Eden on earth
A magnet for artists, poets, writers and esoterics since the early 20th century, Lake Maggiore continues to attract the creative set and modern day tourists to its shores in Locarno, Ascona or to Monte Verità to while away summer in this most charming corner of Ticino.
Ascona’s Castello del Sole is a rural retreat of a more sophisticated variety. Set across 150 hectares of land, the Terreni alla Maggia houses the luxury hotel favoured by modern-day travellers with a more refined taste. The neighbouring nature reserve, the Foce della Maggia, is a rarity among Switzerland’s very few intact river deltas. During my first afternoon stroll, the vast and tranquil grounds evoke mixed memories of South African wineries and Mexican haciendas. A section of the nature reserve remains inaccessible, as it is home to sixty of the two hundred bird species that nest in the Foce della Maggia. Among these are the little bittern, the little ringed plover, the great reed warbler, the iridescent kingfisher, the barn swallow, and a colony of house martins.
Located next to the marshy bird sanctuary, an alluring sandy bay lays exclusive to guests of the ‘Castello’. The route to this secluded lakefront nook takes me past rows of apple trees and a wheat field.
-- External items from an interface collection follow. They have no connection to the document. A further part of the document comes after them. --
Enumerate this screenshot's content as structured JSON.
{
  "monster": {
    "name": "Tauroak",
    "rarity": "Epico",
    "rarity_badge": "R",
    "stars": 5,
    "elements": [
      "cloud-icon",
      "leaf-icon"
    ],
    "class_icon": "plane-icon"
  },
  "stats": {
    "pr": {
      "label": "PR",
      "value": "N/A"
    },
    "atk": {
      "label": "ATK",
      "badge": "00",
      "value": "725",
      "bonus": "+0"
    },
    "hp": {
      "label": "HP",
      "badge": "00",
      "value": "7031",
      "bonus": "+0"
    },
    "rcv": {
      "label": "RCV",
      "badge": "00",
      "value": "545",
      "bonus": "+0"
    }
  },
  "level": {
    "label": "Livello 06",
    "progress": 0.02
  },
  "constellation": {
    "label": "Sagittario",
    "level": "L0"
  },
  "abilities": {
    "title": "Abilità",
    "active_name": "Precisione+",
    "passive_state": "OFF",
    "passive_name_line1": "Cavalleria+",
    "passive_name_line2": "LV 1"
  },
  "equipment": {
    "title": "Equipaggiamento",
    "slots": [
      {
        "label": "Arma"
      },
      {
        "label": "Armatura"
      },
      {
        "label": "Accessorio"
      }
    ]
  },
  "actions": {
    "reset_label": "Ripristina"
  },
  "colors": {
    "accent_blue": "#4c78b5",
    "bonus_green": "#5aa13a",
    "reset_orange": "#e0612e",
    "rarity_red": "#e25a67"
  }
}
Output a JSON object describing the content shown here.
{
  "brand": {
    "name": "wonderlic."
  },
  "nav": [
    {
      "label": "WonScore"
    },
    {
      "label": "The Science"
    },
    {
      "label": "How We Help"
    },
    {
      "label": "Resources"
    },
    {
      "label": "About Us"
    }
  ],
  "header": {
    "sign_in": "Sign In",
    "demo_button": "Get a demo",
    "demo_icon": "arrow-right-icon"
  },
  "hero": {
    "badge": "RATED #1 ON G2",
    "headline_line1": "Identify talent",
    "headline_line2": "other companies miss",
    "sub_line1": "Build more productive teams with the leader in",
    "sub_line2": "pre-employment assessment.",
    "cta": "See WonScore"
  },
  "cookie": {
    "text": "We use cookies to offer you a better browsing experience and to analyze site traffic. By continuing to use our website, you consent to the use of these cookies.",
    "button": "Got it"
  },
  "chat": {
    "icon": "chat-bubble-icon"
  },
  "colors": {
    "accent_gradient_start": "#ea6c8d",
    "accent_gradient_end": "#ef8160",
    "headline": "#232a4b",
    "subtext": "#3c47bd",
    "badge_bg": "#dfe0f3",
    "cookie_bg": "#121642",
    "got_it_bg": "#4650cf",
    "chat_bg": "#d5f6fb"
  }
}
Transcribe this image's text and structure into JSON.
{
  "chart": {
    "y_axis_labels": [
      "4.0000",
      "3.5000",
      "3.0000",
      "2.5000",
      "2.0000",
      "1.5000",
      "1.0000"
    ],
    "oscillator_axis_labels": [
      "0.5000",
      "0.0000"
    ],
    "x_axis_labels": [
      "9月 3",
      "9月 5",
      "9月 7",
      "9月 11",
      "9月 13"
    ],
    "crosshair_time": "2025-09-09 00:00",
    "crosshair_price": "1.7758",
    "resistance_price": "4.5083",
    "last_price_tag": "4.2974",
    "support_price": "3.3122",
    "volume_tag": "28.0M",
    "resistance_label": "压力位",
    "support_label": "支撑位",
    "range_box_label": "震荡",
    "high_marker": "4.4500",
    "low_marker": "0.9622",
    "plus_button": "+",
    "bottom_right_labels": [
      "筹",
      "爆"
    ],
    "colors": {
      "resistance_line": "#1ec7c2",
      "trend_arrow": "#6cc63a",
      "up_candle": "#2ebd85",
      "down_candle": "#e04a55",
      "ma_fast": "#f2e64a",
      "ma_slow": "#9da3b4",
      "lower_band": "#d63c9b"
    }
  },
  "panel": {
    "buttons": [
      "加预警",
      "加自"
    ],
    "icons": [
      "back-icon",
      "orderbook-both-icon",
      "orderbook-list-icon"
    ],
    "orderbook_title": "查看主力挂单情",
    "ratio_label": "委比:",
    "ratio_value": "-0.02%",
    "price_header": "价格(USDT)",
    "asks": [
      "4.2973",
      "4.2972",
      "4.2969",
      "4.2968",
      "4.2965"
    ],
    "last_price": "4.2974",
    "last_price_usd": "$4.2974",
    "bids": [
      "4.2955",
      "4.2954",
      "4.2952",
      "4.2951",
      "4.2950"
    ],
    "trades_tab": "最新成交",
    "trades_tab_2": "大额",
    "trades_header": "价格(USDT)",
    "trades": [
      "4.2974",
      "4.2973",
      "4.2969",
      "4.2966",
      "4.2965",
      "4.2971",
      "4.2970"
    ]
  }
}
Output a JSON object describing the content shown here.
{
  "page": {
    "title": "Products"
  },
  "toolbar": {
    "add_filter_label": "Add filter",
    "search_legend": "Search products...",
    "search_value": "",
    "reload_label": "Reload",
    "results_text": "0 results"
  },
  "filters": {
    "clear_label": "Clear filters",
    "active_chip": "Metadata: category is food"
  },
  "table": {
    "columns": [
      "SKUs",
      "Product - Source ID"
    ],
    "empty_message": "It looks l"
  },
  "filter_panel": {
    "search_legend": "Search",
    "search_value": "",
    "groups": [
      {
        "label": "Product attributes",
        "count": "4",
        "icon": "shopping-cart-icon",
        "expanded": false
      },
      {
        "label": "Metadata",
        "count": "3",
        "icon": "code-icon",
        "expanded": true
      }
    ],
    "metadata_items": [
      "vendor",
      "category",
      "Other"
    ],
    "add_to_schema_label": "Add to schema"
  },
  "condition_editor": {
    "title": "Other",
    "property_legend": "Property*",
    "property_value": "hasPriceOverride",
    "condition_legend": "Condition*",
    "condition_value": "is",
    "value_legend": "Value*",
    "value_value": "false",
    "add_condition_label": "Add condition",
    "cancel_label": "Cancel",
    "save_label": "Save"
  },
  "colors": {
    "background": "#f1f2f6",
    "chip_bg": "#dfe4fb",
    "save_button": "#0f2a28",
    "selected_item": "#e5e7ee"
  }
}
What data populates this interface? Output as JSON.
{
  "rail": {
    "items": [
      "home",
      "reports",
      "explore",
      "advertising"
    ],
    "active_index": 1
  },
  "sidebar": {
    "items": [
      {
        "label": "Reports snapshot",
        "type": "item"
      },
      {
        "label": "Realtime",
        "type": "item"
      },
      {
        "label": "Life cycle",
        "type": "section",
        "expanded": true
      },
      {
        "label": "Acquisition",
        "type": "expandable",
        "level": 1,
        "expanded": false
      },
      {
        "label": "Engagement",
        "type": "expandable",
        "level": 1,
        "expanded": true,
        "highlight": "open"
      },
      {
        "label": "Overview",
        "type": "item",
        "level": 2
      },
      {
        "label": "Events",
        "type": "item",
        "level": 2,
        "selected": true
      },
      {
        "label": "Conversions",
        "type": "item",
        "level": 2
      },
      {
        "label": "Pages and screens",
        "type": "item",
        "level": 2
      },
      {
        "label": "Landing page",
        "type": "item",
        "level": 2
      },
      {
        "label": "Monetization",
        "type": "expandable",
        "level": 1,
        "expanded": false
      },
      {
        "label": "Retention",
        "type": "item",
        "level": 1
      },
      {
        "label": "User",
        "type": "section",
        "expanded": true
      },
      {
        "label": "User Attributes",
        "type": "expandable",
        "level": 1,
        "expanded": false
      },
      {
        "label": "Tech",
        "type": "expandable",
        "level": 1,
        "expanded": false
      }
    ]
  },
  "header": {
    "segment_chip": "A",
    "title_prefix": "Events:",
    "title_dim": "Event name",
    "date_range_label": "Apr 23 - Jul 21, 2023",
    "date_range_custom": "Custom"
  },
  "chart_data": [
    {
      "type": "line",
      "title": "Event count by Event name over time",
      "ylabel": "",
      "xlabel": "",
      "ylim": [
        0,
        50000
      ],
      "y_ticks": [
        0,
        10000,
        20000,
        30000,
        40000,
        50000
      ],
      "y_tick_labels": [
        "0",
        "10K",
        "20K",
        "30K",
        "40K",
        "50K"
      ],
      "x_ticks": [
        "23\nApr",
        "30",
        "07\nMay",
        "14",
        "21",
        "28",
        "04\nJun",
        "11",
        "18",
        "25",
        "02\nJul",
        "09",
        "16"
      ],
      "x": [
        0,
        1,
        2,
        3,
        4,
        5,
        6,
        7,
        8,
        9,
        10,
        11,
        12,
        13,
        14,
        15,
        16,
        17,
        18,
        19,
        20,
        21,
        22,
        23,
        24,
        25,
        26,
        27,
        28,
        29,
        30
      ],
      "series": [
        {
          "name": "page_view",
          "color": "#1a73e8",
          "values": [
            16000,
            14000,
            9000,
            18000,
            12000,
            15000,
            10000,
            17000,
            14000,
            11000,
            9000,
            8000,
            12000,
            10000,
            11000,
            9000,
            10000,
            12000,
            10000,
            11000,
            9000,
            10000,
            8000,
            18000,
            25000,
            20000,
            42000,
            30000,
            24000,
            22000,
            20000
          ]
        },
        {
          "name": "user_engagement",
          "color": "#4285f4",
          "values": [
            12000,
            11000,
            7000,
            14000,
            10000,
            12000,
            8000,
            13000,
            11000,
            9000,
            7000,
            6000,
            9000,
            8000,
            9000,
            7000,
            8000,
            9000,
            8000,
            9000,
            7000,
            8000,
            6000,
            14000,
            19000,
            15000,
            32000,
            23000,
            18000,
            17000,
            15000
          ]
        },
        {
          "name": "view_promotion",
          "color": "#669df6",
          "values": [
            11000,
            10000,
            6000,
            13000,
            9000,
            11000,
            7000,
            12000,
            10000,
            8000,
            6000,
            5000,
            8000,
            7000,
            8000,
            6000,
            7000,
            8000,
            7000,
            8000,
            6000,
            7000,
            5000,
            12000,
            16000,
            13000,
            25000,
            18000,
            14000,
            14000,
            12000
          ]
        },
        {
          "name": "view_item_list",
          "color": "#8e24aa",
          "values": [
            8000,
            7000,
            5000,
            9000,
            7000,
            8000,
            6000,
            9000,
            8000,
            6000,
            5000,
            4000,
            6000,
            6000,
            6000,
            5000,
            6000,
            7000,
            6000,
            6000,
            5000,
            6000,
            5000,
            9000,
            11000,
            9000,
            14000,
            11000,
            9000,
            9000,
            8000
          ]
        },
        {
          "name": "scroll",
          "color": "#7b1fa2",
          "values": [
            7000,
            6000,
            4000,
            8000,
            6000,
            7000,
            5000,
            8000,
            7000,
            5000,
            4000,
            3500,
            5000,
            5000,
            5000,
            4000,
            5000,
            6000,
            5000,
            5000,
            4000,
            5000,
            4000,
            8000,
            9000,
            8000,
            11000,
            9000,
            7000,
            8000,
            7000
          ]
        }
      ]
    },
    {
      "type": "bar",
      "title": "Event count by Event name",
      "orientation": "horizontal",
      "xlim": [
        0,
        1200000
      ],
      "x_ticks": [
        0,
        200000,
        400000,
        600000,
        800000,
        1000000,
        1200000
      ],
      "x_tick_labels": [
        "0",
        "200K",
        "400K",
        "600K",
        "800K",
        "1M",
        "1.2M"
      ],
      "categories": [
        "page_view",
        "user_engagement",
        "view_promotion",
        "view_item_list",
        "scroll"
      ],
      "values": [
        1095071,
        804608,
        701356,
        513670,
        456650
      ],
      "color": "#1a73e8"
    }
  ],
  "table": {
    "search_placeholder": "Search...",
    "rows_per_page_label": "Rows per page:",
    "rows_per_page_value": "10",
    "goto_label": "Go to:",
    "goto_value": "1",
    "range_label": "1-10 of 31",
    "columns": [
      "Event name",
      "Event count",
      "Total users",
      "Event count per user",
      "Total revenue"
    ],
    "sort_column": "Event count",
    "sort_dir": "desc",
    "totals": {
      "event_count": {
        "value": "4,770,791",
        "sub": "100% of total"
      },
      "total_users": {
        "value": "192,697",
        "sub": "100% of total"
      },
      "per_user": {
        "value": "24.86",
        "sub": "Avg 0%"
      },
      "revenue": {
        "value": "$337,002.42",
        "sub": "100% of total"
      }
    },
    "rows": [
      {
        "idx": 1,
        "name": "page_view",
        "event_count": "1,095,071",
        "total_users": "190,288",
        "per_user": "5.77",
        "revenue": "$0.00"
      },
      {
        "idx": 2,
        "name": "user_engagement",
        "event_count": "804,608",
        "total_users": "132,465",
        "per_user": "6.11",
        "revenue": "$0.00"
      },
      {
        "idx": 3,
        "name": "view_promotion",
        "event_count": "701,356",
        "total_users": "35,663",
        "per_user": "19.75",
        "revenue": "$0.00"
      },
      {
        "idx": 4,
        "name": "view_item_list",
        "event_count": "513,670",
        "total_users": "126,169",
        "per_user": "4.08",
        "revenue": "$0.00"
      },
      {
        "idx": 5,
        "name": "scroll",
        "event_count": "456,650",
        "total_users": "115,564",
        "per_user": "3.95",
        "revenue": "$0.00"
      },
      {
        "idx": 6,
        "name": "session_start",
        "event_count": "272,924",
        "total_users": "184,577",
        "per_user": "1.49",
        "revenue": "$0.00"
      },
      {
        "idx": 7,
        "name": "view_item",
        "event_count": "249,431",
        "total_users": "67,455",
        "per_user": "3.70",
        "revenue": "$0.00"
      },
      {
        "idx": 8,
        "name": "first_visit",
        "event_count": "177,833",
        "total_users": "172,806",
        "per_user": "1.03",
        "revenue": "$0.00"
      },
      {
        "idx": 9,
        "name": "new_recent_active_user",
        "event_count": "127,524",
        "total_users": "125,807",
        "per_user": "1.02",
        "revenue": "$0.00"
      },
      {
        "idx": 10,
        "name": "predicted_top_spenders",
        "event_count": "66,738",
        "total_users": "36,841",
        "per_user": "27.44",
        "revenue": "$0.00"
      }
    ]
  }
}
A large day bed adorned with colourful cushions sits lonely on the lawn, the afternoon breeze gently playing with its gossamer white curtains. As my robe stays behind on one of the sun loungers, I walk on the fine sand into the crystal clear waters of the lake. It’s just me and a pair of mallard ducks as I swim out across the mirror-smooth surface. Is this what paradise looks like? Indeed, at the geographically lowest point in Switzerland, with a view of the 4,600-metre-high Dufourspitze, I find myself in a paradoxical position of feeling very close to heaven.
As the evening draws in, this feeling intensifies as I dine in the charming courtyard. I am served by Mattias Roock, chef of Locanda Barbarossa, the hotel’s Michelin-starred restaurant. His unique garden menu sapori del nostro orto is a culinary delight of seven courses produced solely and wholly from yields grown on the property, right down to the asparagus risotto made from his own Loto rice. Earlier that day, I had enjoyed a personal tour of the chef’s very own Eden. I was shown around the extensive vegetable garden featuring 28 tomato varieties promising to harvest red, yellow, black and striped tomatoes. I marvelled at the thriving oxheart and zebra tomatoes, the beautiful Siberian cherry trees in full blossom and the yuzu lemons. Yuzu lemons grow well here thanks to the southerly winds, as do the kaffir limes that are required to conjure up the must-have, signature Southeast Asian flavours of the chef’s cuisine. And then there’s the Szechuan pepper, which accompanies tonight’s first course, the delicious lake fish, with wild garlic and radish.
The benefits of the climatic conditions on Lake Maggiore spread far wider than the gardens at Castello del Sole. The Brissago Islands in the middle of the lake are also blessed with impressive vegetation. In 1885, Baroness Antoinette de Saint Léger relocated her residence here from the mainland and created the most exquisite and richest botanical garden in Ticino. The following day, a boat takes me to visit the larger of the two islands, the Isola di Sant’Apollinare. A mere twenty minute ride across the blue-green lake from the quaint town of Ascona rewards me with an unexpected botanical world tour: Protea, Gazania, Watsonia, Agapanthus, and Lion’s Tail from South Africa; Central American Magnolias; Australian eucalyptus trees bursting high into the sky along with its native broom heather, and acacias. Then there are shrub veronica, club lily, string trees from New Zealand, Far Eastern hemp palms, camellias, Japanese bananas, bamboo, and ginkgo. Too many to recount here, as the garden is home to no less than 1,600 plant species! I bathe in the shade of abundant greenery, marvel at orchids, soak up the sweet scent of the blossoms, observe marsh turtles, and carefully experience the feel of the hairy leaves and ancient trunks.
The morning truly flies by. I decide to return to the hotel for a light lunch on the shady terrace of the Al Parco restaurant. Suitably fed, I enjoy a treatment at the spa, or more precisely, the house’s signature treatment: the VinoAqua therapy. This peeling uses grape seeds, skins, and vine leaves from the hotel’s vineyard, the only one on the Terreni alla Maggia. My skin is rendered as soft as velvet as I relax on my private terrace with a glass of Bondola Rosé. The late afternoon sun conjures up cherry-red reflections from the glass of wine, which exudes pink grapefruit and cassis notes. As dusk sets in, I am rewarded by that deep sense of happiness that surfaces after satisfying a long-held yearning.
Words Ilona Marx
Photos Antonina Gern
Small region, great wines: the 420-hectare area falls mainly within the Bündner Herrschaft and the Rhine Valley. Smaller vineyards in Graubünden can be found in the remote Misox region bordering Ticino. Their main cultivars are Pinot noir, but the region is characteristically exciting, cultivating a variety of wines.Discover more